Toyota has traditionally hired a large number of mechanical engineering students.

In spring 2021, the company hired about 300 undergraduate and graduate students for engineering positions, but most of them were in the field of mechanical engineering; only about 20% were in the software field. In spring 2022, the company will increase the uptake of software students to 40-50%.

In the automotive industry, the competition to develop autonomous driving technology is intensifying. More and more cars are connected to the internet all the time. As a result, there is an urgent need to secure human resources with knowledge of software and artificial intelligence to control driving.

When hiring, Toyota will have a system in place to categorize the kind of positions available and then hire students who want to go into particular fields.

The aim is to prevent students from leaving the company early by giving them an idea of what they will be doing after they enter the company. It is a similar concept to a job-based personnel system that clarifies the duties and required abilities, but it is expected that students will experience multiple jobs after joining the company.

As for increasing the number of mid-career hires, the company is hoping that hiring experienced professionals will have a stimulating effect on the organization.

The Yomiuri Shimbun

Focus on next-generation vehicles

By Hirotaka Sano / Yomiuri Shimbun Staff Writer

The automotive industry is facing increasingly fierce competition in the development of next-generation vehicle technologies, known as CASE (Connected, Autonomous, Shared, Electric) such as autonomous driving and electrification. With tech giants such as Google LLC entering the industry, Toyota has decided that it will be difficult to keep up with the changes if it continues its past hiring practices.

Toyota is shifting toward becoming a “mobility company” that not only produces cars but also supports a wide range of people’s mobility.

The company is expanding its business domain, including the construction of Woven City, a demonstration city for advanced technologies in Shizuoka Prefecture.

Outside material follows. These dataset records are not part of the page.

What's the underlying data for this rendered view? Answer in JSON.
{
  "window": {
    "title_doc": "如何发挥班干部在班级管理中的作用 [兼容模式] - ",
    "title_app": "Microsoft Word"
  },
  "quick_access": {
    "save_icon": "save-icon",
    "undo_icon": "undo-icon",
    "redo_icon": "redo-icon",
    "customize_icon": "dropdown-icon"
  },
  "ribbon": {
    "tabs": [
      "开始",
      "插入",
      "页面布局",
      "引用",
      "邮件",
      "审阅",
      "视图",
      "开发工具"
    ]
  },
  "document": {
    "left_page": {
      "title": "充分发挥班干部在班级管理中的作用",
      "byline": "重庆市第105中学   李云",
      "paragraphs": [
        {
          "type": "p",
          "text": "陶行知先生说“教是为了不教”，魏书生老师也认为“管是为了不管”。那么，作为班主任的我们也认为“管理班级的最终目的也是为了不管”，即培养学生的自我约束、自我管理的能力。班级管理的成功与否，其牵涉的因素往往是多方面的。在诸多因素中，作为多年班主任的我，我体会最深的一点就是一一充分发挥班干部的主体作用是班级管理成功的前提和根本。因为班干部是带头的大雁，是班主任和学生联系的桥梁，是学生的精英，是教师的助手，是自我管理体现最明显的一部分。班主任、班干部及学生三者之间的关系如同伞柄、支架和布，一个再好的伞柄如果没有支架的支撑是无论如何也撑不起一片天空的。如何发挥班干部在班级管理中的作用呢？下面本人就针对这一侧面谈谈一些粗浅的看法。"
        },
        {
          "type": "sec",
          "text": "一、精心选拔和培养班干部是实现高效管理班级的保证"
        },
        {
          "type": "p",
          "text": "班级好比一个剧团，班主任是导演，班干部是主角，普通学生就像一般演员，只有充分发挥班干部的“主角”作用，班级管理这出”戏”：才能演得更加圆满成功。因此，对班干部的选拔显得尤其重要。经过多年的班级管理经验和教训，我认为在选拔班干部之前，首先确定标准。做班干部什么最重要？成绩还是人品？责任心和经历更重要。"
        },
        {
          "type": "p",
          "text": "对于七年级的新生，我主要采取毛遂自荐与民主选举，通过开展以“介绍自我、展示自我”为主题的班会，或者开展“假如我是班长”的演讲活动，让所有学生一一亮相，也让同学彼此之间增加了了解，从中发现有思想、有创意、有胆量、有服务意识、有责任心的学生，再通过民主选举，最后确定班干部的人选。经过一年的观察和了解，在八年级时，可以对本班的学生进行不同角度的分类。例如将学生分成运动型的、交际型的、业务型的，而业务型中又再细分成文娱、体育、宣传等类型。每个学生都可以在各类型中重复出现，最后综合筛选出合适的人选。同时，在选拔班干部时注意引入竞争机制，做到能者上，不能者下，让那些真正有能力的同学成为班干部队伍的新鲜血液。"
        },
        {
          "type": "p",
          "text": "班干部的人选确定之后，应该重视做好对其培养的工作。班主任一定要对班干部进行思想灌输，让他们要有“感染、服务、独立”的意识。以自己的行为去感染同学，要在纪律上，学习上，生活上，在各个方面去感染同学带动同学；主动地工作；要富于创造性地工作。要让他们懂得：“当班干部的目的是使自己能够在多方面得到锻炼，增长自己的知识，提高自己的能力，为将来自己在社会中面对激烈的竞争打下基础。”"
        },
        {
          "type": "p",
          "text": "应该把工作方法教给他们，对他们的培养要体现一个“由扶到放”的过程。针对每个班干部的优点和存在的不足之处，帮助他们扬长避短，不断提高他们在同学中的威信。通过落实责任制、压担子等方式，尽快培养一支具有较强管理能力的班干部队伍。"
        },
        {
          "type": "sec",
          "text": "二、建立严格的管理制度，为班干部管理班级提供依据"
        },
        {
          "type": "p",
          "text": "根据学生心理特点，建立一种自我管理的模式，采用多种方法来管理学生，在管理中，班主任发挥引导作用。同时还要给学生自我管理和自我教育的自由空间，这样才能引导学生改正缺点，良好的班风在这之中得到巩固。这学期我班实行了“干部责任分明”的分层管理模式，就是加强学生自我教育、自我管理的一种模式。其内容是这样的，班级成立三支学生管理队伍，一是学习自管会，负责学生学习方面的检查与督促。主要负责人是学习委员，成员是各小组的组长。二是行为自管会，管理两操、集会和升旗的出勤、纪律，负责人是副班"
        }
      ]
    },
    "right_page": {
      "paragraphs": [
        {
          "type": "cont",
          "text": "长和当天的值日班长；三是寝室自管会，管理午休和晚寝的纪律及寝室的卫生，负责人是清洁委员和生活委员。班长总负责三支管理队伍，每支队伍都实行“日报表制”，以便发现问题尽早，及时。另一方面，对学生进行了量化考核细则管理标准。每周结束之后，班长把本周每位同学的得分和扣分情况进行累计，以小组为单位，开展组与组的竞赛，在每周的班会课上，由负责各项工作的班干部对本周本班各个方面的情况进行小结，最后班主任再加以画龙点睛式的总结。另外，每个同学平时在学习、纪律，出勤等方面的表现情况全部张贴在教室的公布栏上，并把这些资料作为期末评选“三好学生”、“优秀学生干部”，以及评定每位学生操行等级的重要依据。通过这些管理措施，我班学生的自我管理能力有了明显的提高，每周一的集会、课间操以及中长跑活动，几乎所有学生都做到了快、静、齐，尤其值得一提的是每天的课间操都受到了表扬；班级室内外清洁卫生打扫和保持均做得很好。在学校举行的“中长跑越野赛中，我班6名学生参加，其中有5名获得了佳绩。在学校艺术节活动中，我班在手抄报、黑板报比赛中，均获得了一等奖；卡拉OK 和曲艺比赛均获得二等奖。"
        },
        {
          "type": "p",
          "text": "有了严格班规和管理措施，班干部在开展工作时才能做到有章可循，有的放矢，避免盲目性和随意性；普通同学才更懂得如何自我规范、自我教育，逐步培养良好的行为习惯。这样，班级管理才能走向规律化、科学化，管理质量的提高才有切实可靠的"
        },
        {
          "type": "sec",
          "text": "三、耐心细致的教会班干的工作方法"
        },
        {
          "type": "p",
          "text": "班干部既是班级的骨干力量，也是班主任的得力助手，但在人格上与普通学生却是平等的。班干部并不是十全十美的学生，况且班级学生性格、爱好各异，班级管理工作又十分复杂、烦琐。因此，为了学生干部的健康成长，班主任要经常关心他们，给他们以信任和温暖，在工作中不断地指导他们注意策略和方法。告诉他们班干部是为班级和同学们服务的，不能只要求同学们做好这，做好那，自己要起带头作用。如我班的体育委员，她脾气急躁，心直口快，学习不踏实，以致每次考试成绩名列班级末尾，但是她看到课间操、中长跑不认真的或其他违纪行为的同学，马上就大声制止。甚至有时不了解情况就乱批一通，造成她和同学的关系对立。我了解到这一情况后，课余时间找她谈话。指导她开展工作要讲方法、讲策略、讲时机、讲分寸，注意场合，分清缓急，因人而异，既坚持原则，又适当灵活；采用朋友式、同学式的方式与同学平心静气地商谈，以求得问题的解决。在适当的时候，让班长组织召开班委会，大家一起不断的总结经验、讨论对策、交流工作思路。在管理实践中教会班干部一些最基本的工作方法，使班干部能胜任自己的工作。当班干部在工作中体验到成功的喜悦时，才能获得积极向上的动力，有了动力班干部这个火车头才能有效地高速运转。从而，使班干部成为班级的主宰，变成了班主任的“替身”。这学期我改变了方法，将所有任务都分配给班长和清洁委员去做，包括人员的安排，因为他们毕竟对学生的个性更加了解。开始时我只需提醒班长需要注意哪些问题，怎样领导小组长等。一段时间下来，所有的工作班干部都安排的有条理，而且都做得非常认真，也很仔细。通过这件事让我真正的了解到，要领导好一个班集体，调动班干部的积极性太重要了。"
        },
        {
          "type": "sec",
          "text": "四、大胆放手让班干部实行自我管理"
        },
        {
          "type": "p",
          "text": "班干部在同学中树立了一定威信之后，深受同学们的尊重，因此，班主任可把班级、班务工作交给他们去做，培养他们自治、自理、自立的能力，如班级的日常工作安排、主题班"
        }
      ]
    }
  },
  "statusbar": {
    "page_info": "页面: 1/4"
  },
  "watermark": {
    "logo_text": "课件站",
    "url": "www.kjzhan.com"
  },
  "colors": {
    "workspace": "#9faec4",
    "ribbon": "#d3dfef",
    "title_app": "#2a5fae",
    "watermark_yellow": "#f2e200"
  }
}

Rather than focusing on just cars, the company is prioritizing the development of software to improve performance and value.

There is cross-industry competition for human resources with advanced knowledge and expertise. Major electronics companies, for example, are hurrying to secure talented personnel by raising wage levels even for new employees.

The fact that Toyota, one of Japan’s leading companies, is stepping up its efforts to acquire software personnel is likely to have a major impact on the hiring market.